- youtube has quite some videos about tilting trikes: http://tinyurl.com/ajkp98w
Step 2: An Early Prototype
Step 3: Building the Trike: Lean-steer Part
after building the prototype i went back to my drawing desk and made a few more sketches. this led to an improved version of the steering/tilting mechanism. back in the workshop i started building the trike.
the first part to build was the lean/steer mechanism. as you can see in the first photo the core part are ball heads which allow a tilt of 30° (2x15°) and, at the same time, the turning of the wheel axles. in the second image you can see how it tilts.
Step 4: The Frame
building the frame was quite straightforward. as usual i cannibalized an old bike for the rear triangle and then added the front part.
Step 5: First Test Assembly
after adding the frame for the cargo basket i assembled it for the first time.
Step 6: Steering
now came the hard part: constructing the steering mechanism. i started with the usual steering design used with 2 wheel cargo bikes (see: https://www.instructables.com/id/build-a-2-wheel-cargo-bike/#step4 ) but it took me quite some time to figure out how to transmit the steering force adequately to both wheels without allowing the whole thing to lock itself in any angle. i don't want to go too much into detail here but i hope the principle is visible in the photo.

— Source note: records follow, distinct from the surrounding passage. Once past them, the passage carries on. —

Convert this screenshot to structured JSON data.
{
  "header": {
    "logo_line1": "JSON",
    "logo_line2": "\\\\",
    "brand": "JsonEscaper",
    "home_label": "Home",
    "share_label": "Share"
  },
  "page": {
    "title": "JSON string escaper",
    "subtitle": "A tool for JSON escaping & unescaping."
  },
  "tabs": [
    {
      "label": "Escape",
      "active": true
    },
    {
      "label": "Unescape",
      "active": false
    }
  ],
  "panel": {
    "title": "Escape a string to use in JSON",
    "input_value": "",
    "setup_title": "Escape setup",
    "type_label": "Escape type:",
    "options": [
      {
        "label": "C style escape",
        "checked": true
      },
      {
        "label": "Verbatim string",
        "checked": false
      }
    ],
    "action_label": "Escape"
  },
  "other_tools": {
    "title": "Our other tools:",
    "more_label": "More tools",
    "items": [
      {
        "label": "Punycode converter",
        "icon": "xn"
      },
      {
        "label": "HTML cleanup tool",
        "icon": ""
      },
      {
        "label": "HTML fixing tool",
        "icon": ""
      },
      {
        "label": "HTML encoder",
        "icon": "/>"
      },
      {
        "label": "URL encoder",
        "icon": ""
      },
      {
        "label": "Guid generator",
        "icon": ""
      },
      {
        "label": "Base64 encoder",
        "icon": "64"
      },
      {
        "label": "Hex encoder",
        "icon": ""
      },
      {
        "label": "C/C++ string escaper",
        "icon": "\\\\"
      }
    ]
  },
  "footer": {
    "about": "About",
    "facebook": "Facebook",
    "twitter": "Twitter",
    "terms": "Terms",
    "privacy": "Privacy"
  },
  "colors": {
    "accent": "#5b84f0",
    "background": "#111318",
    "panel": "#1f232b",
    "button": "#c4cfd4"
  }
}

Step 7: That's It!
as said in the introduction the whole thing is
- too heavy
- the wheels are way too far in the front and
- steering is a pain in the a**
the project took quite some time and i also spent a little bit too much money for my taste, but i'm sure i can use the knowledge i gained in the one or the other way.